A University of Idaho study may have hit on a reason why the state’s go-on rate to college among high school seniors is among the worst in the county.
And here’s a hint: It isn’t just about paying for school.
In a survey last September of 385 just-graduated high school seniors from across the state, a third weren’t completely convinced that a college education would get them a high working wage.
Results are in the U of I McClure Center for Public Policy Research report titled “Life After High School” on what high school students do after graduation.
Results were released Friday, a day after the Idaho Department of Labor told lawmakers the state is losing half the students that do graduate from college after four years and low pay is likely a contributing factor, wrote Betsy Russell, Spokesman-Review reporter.
In a state well-known for its low pay, the message that Idahoans may not earn much could be trumping the advantages of a college education.

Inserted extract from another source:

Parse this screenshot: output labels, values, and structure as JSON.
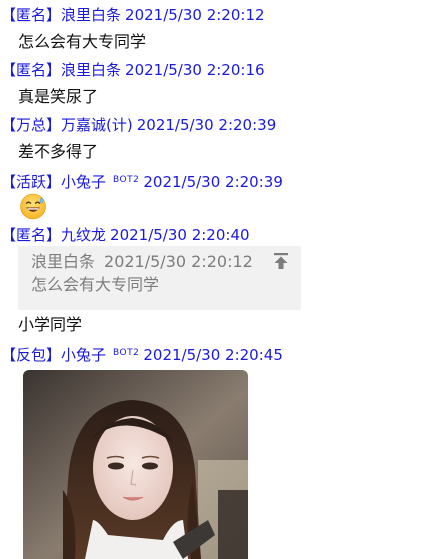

Moreover, just 17 percent of those surveyed said they strongly believed that an Idaho post-secondary education was a good value. “I think they are skeptical that there are jobs that will enable them to pay off whatever financial liability they incur,” said Priscilla Salant, McClure Center director.
The survey also showed that 53 percent of senior women enroll in post-secondary programs, compared with 38 percent of men.
Among men, making money was a significant factor in deciding whether or not to get a post-secondary degree.
Survey results point to the need for the university to do more to tailor its message to potential students, said U of I President Chuck Staben, who requested the survey. “For example,” he said, “targeting males with ads emphasizing jobs and affordability.”
Among students who did not go on to post-secondary programs, two-thirds were working in food service or preparation, office support or entertainment, the survey showed. And more than a third who did not go on to school said they probably would not in the next year. Their reasons:
▪ 44 percent said they couldn’t afford post-secondary education.
▪ 36 percent said they didn’t need a college eduction for the job they wanted.
▪ 26 percent said they didn’t need a post-secondary education to make money.